This is a pretty good game most likely made meaningless by the outcomes of other games. Both teams can be eliminated from playoff contention no matter what the outcome of this game is. The Jaguars and Chiefs each have good running games, and the winner will finish the season at 9-7. While the winner will have a look and feel of a wild-card team, it will probably have to be content with the consolation prize of finishing with a winning record. The Chiefs missed the playoffs on tiebreakers last season after finishing 10-6. This year, Herman Edwards turned the offense into more of a power running attack and greatly improved the defense. But while the defense improved from No. 25 in the NFL last season to No. 15 this season, the offense slipped from No. 1 in 2005 to No. 16 in 2006. The killer for the Chiefs was a road loss to the Browns in Week 13. No one saw that coming. A home loss to the Chargers in Week 15 also hurt. The Chiefs just don't lose at home in December very often. This game will likely be more about pride than the playoffs.
3. Carolina Panthers at New Orleans Saints
John Fox has his fingers crossed. First, he needs the Redskins to beat the Giants on Saturday to make Sunday's game meaningful. If that happens, Fox will go to work and try to get the Panthers to 8-8 and hope the Packers lose Sunday night to the Bears. Jake Delhomme should be back after missing three games with a torn right thumb ligament. It's been a disappointing year for the Panthers. They lost two starting offensive linemen in the opener and never got their running game going. They seem to have lost a little of their physical personality on offense. The Panthers probably need to add a pass-catching threat at tight end during the offseason and get more depth on the offensive line. This was supposed to be a Super Bowl year for the Panthers. The Saints have already locked up the No. 2 seed and will be just tuning up for the playoffs.
2. Miami Dolphins at Indianapolis Colts
The Colts are still playing for seeding, but more importantly, they are trying to get some confidence, especially for their run defense. The unit made progress against the Bengals in Week 15. But it dropped the ball against the Texans Sunday, giving up 153 yards rushing to Ron Dayne. Cleo Lemon gets the start for the Dolphins, so look for Nick Saban to try to pound the ball on the ground with Ronnie Brown. After the game, Saban might need his offensive line to block for him. Alabama won't leave him alone and might try to pay him a visit in the day or two following the season. Of course, the way the Dolphins' line blocked this year, Saban might have some problems fighting Alabama off.

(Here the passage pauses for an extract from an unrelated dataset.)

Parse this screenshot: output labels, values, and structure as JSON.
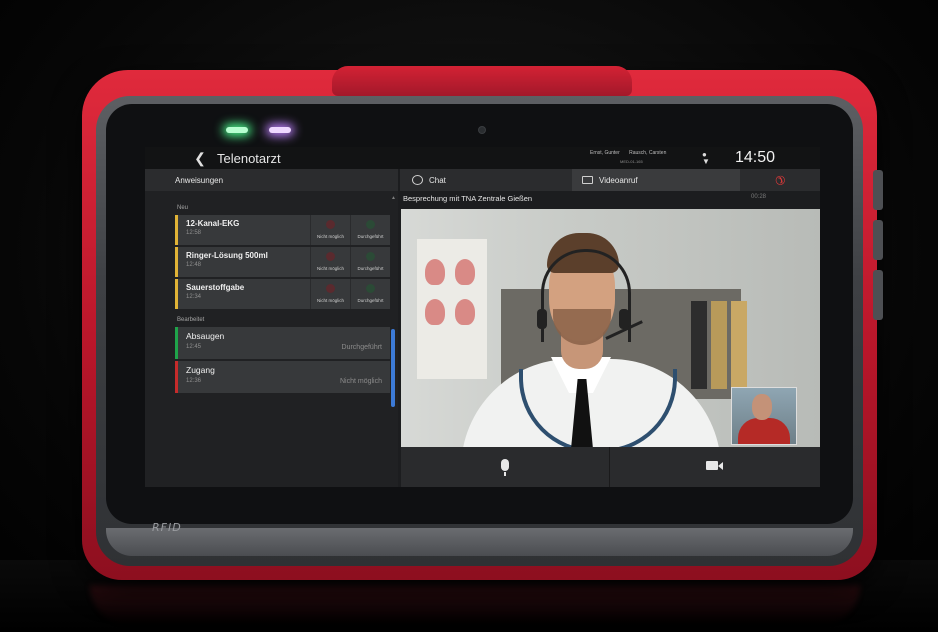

1. Buffalo Bills at Baltimore Ravens
The Ravens plan to play their starters the entire game because they would lock up a bye with a win and could even secure home-field advantage (if the Chargers lose). The NFL did a good job moving all the AFC games (Bills at Ravens, Dolphins at Colts and Cardinals at Chargers) that could impact byes and home-field advantage to the afternoon. That way none of them will know the outcomes of the other games before they play. They will have to scoreboard watch to see if they have any chance to rest starters. The Chargers are in the same boat. They could lock up home-field advantage if they beat the Cardinals, but they play at the same time as the Ravens. It's been a great year for Brian Billick and Steve McNair. McNair proved he is still an elite quarterback and leader. Billick made the controversial move of firing offensive coordinator Jim Fassel to take a bigger role in the offense. Billick got input from the players on what they felt comfortable with, and he called those plays. The Bills have showed promise for next season with J.P. Losman at quarterback and would love to finish 8-8.
John Clayton is a senior writer for ESPN.com.
The Giants may not be playing for only a playoff berth; they may be playing to save Tom Coughlin's job. That's just one of the intriguing subplots of Week 17, writes John Clayton.